It’s the end of an era in genomics. It passed quietly this month but will certainly be noticed: Elke Jordan, deputy director of NHGRI, retired on July 1. A 30-year fixture at the NIH who guided the Human Genome Project from conception to near-completion and saw up-close the stormy departure of former director James Watson and the recruit of new hero Francis Collins, she gingerly packed up her office over the last several weeks, worried that she might throw away some tidbit about the project that historians are already clamoring for.
In 1988, Jordan was asked to leave her post as associate director for program activities at NIGMS to work in the nascent office that would become NHGRI. The Human Genome Project, she says matter-of-factly, “began the day I started.” She watched over the years as the controversial office became a center, which in 1997 was given even more recognition when it was designated an institute.
Throughout the earlier years, “we never knew from one month to the next whether we would still be there,” she says. “It’s hard to imagine now how controversial the idea was.” Occasional needs for improved technologies or other breakthroughs added to the uncertainty: “Along the way there were periods when everybody was tearing their hair out, saying, ‘We’re not going to make it, this isn’t working.’”
Over the years, other job opportunities arose, but Jordan, now 65, only briefly considered them. “After being in the hotseat in the genome, everything else seems pretty mild,” she explains.

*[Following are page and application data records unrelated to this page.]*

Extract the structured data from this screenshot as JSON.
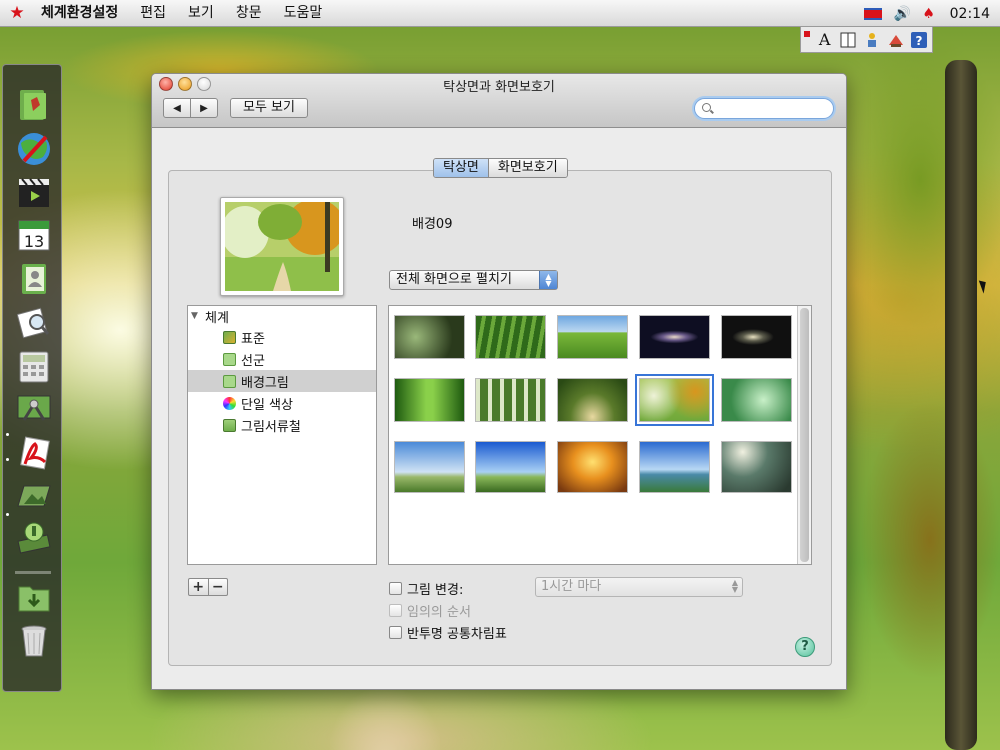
{
  "menubar": {
    "app_menu": "체계환경설정",
    "items": [
      "편집",
      "보기",
      "창문",
      "도움말"
    ],
    "clock": "02:14"
  },
  "ime_toolbar": {
    "text_icon": "A",
    "icons": [
      "text-input-icon",
      "layout-icon",
      "tool-icon",
      "dictionary-icon",
      "help-icon"
    ]
  },
  "dock": {
    "icons": [
      "notes-icon",
      "globe-icon",
      "film-icon",
      "calendar-icon",
      "contacts-icon",
      "preview-icon",
      "calculator-icon",
      "system-tools-icon",
      "pdf-icon",
      "image-viewer-icon",
      "settings-icon",
      "downloads-folder-icon",
      "trash-icon"
    ],
    "calendar_day": "13"
  },
  "window": {
    "title": "탁상면과 화면보호기",
    "show_all": "모두 보기",
    "search_placeholder": ""
  },
  "tabs": {
    "desktop": "탁상면",
    "screensaver": "화면보호기"
  },
  "current": {
    "background_name": "배경09",
    "fit_option": "전체 화면으로 펼치기"
  },
  "source_list": {
    "group": "체계",
    "items": [
      {
        "label": "표준",
        "icon": "picture-icon"
      },
      {
        "label": "선군",
        "icon": "folder-icon"
      },
      {
        "label": "배경그림",
        "icon": "folder-icon",
        "selected": true
      },
      {
        "label": "단일 색상",
        "icon": "color-wheel-icon"
      },
      {
        "label": "그림서류철",
        "icon": "pictures-folder-icon"
      }
    ]
  },
  "thumbnails": {
    "selected_index": 8,
    "count": 15
  },
  "bottom": {
    "add": "+",
    "remove": "−",
    "change_picture": "그림 변경:",
    "interval": "1시간 마다",
    "random_order": "임의의 순서",
    "translucent_menubar": "반투명 공통차림표",
    "help": "?"
  },
  "colors": {
    "accent": "#3875d7",
    "flag_red": "#d8131b",
    "selection_gray": "#d0d0d0"
  }
}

In her last weeks at the institute, Jordan was hard at work on the latest NHGRI initiatives, including the coming hap map project. Another task was establishing a plan to ensure the institute’s importance after the human genome is finished — that plan is due out in the fall, she says. One solution comes with NHGRI’s announcement of priorities for the sequencing of more organisms. Jordan dispels the idea that this signifies a shift away from the “human” component of the institute’s charter: “It’s clearly going to put a greater emphasis on applying the knowledge we’ve gained to human health,” she says. “The purpose of sequencing these additional organisms is to understand the human sequence and how it works.”
As for her own future plans, Jordan is all set to work part-time at the Foundation for the National Institutes of Health, a Maryland-based corporation that facilitates partnerships between NIH and outside parties. The foundation has been responsible, for instance, for “bringing in funds from pharmaceutical companies to help expedite sequencing of the mouse,” she says. “These kinds of partnerships are really taking off.”

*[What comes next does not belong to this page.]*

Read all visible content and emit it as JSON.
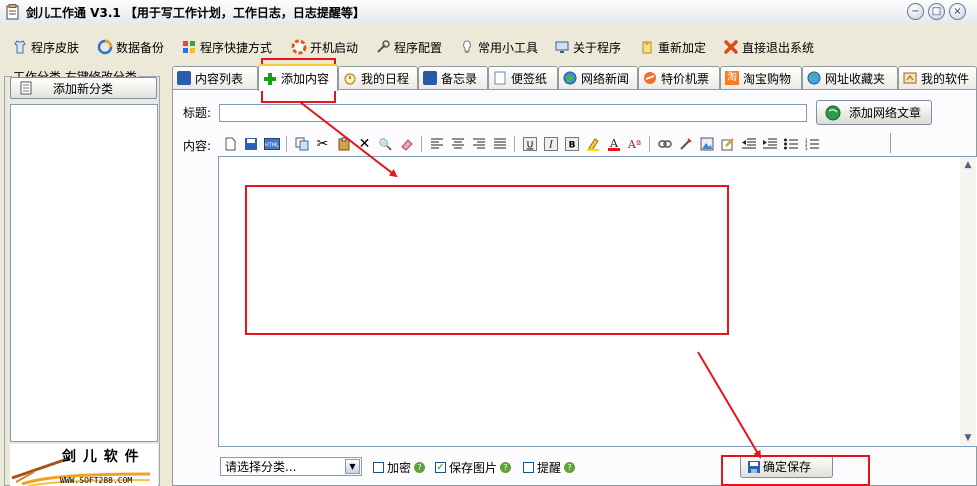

Jordan, who was born in Germany and spent years in England, got her start in molecular biology research working on bacterial viruses. Deciding that she didn’t want to pursue a research career, she responded to an ad in Science for the now-defunct NIH grants associate program, which took researchers and put them in management or administration positions for a year “to convert them into people who could work in the NIH extramural program.”
Though her foundation job will allow her to keep an eye on the NIH, Jordan says she’ll miss being an insider. “It’s a wonderful perspective [at NIH],” she says. “You really feel like you have information before it gets published.”
— Meredith Salisbury